● **WORK ITEM**: Lines holding the string "Give" are the ones to copy; find them all in the data.

● **DATA TO PROCESS**:
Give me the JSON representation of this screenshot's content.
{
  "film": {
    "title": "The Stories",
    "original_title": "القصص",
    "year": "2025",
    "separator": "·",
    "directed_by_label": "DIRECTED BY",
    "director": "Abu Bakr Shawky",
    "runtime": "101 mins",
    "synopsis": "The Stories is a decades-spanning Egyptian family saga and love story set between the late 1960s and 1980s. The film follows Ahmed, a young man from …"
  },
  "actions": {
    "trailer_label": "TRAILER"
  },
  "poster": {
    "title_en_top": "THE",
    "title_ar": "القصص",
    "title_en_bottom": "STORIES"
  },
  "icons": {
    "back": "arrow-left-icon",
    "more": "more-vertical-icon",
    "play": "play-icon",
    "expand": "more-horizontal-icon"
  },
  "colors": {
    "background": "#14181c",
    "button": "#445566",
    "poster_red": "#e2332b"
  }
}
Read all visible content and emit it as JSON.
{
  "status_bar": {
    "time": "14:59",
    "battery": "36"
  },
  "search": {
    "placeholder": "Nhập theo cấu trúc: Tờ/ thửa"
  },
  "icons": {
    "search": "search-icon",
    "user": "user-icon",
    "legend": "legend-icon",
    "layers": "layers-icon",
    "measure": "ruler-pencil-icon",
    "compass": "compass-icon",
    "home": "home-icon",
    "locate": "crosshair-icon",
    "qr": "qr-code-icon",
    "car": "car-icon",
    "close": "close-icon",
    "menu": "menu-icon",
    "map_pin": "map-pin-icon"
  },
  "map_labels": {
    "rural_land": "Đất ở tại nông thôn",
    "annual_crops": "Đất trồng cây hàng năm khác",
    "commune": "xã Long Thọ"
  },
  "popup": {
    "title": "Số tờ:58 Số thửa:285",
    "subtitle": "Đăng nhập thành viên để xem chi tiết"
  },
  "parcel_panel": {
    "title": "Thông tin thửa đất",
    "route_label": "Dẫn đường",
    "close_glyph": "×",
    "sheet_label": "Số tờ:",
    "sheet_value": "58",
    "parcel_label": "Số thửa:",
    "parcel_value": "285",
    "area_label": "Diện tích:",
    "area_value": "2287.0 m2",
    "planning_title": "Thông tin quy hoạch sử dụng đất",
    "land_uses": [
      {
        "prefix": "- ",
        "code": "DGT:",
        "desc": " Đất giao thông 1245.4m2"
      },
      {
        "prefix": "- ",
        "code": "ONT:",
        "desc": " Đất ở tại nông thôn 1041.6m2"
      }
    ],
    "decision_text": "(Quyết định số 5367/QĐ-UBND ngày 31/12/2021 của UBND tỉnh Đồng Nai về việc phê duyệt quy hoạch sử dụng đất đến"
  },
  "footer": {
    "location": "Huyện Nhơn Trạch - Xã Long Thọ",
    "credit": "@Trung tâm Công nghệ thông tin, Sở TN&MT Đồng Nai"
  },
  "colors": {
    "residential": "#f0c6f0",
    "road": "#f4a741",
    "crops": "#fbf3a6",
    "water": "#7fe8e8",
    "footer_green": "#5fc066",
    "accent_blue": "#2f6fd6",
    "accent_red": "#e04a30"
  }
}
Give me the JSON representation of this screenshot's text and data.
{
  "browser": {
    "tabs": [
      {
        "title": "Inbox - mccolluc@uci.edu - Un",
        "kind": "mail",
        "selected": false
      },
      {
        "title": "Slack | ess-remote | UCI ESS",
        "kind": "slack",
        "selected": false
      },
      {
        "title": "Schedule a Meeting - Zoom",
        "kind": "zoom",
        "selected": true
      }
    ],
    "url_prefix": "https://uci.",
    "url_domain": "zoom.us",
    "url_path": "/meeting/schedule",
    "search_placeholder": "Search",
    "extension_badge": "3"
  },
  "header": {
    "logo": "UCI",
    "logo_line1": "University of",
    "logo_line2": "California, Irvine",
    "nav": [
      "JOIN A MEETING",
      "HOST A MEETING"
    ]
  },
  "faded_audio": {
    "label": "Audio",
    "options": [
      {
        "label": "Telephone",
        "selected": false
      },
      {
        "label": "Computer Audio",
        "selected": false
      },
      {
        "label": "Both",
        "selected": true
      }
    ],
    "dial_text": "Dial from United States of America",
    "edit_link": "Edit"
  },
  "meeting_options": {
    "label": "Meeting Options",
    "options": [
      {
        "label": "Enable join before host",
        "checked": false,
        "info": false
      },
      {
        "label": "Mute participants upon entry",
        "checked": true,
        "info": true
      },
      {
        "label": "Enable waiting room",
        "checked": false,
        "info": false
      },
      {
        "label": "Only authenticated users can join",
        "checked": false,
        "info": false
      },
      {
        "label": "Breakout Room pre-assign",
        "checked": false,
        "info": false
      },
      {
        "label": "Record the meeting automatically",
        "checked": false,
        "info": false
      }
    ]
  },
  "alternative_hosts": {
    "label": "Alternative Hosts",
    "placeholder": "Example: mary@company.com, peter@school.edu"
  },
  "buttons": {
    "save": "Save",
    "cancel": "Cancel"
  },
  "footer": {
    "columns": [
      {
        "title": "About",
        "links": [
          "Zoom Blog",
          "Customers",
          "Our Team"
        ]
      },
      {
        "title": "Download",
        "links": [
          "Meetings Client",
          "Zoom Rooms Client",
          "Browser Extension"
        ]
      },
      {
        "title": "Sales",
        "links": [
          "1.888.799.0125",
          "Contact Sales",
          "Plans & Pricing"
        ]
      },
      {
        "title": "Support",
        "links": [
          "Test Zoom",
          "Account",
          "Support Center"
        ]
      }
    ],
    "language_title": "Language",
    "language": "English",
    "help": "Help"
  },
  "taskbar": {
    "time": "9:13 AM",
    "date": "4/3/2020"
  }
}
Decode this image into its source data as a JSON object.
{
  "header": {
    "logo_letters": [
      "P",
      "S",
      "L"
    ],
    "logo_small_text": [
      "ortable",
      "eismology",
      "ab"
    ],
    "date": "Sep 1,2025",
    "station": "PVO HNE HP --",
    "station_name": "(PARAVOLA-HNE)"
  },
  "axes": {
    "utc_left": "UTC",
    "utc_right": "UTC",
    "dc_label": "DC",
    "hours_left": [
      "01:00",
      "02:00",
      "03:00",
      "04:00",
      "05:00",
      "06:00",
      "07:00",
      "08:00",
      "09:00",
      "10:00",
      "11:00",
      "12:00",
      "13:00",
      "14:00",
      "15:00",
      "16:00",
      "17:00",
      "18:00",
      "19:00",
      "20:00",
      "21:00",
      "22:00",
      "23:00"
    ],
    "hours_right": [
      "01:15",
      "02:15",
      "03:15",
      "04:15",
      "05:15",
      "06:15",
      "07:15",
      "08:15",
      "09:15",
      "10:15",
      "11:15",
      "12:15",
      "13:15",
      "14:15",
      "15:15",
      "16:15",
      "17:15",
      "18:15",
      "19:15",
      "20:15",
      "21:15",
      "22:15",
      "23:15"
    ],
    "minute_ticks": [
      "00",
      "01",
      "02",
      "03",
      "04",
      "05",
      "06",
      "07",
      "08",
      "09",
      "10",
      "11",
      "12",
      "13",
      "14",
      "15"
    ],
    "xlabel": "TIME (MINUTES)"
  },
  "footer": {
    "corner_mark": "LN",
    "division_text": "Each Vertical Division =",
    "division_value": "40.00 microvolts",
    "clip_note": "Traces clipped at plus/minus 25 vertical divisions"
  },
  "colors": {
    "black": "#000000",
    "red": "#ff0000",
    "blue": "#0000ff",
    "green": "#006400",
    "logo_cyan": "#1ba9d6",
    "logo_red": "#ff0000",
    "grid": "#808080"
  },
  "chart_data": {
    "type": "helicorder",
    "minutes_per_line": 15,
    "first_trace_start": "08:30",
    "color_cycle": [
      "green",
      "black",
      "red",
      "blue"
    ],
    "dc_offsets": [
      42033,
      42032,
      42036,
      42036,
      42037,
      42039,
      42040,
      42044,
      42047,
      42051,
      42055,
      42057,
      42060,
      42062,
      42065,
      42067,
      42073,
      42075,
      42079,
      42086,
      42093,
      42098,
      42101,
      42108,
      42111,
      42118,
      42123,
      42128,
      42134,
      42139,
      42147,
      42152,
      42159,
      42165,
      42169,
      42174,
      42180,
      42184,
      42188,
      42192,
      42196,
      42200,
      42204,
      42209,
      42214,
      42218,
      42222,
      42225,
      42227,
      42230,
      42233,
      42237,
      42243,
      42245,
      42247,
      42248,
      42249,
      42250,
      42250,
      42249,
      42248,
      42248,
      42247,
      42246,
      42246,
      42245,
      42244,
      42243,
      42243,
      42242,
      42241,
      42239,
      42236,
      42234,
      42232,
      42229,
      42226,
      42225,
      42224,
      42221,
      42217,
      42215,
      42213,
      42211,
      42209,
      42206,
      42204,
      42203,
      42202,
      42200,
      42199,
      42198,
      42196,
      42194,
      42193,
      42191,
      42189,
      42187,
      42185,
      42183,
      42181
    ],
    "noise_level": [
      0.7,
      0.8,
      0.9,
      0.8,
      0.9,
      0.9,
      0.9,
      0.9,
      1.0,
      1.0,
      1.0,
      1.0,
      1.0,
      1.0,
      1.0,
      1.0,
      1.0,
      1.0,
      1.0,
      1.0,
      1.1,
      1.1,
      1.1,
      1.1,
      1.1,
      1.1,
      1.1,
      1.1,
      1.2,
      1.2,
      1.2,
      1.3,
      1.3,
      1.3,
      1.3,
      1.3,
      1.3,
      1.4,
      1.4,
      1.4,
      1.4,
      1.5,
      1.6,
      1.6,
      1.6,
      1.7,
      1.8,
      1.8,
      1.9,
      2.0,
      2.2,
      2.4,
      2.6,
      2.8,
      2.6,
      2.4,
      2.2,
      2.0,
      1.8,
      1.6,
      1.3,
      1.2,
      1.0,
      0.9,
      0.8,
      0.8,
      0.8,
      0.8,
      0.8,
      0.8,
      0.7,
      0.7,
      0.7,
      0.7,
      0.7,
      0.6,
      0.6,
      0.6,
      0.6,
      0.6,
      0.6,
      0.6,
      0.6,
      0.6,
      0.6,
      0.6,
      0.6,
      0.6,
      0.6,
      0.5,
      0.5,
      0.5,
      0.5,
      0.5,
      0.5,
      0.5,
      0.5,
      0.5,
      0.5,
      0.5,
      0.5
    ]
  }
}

● **RESULT OF THIS TASK**:
Give me the JSON representation of this screenshot's content.
Give me the JSON representation of this screenshot's text and data.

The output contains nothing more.